'I like long hair on older men - the Grinderman outback/maniac thing with a suit always looks fab.'
'When I was 38-41, I liked my hair long and straggly behind the ears. I was inspired by these guys I saw in Asia, in a Singapore shopping precinct. Skinny as hell with long hair, vests, crosses, sarongs and sandals and a sprinkling of tattoos. It felt right for a couple of years but it became problematic in London in the winter - too cold to dry it naturally. So I gradually reduced it and then went back to the quiff. But I might do it again - goes well with a beard once the temples have started to go and you get coarse greys.'
The case against:
Fashion writer and historian, Iain R Webb
'I think the short answer is short. Long hair on a, ahem, middle-aged man is definitely aging. I went through the classic mid-life crisis thing when I left my last full-time job. I went all hippie and grew my hair. Even though I work in fashion and have sported styles that had breezed my collar - think Surf Dude meets Coupe Sauvage - suddenly I had flowing locks that looked like I'd lost my way at Glastonbury Fayre in 1971! Thankfully, I now have a short back and sides with a side-part. I am actually thinking of getting a shorter spiky cut. The only problem: when you have a sharp short style you have to keep getting it trimmed to maintain the look.'
As with middle-aged women, if the man has got a good image to start with, like Nick Cave and Warren Ellis, then long hair can look amazing. I simply can't imagine Iggy Pop with short hair. But for grown-up men without a rock and roll lifestyle, Iain's right. You can't beat the traditional short back and sides. Like Jon Hamm in The Town or the most recent episodes of Mad Men when Don Draper's super-slick image is slowly sliding off a bar stool.
Model, Andre Van Noord in the latest issue of Vogue Hommes International has a slightly longer version of this versatile 'do.'
Oh go on then, let's have one more photo...
Personally, I can't imagine going out with a man whose hair is longer than mine, Mr TNMA spends enough time in the bathroom as it is! What do you think?
Signed copies of Paul Gorman's latest book, The Life & Work of Barney Bubbles, are available here
And I'll be blogging about Iain R Webb's new book, Postcards From the Edge of the Catwalk soon.

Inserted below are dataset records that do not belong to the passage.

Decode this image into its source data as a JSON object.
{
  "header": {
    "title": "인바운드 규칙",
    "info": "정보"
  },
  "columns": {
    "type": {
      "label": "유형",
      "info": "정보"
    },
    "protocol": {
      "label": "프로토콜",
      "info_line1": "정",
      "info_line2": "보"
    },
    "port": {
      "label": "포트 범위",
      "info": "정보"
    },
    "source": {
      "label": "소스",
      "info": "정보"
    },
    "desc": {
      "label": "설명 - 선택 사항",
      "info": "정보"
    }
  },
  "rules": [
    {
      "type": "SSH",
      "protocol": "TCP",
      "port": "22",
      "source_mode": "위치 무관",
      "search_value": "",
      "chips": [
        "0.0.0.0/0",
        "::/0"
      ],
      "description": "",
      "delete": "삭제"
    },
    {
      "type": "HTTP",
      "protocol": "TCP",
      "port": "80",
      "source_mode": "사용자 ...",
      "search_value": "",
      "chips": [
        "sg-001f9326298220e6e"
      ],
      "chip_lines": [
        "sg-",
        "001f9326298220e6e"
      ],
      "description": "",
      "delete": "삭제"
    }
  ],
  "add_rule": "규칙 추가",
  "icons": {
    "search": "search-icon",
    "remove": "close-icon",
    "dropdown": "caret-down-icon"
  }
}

Promise.
Wagner: Rex Features
Top Gear: The Guardian
Paul Gorman: Sarah Lee
Iain R Webb: The Independent
Jon Hamm: The Guardian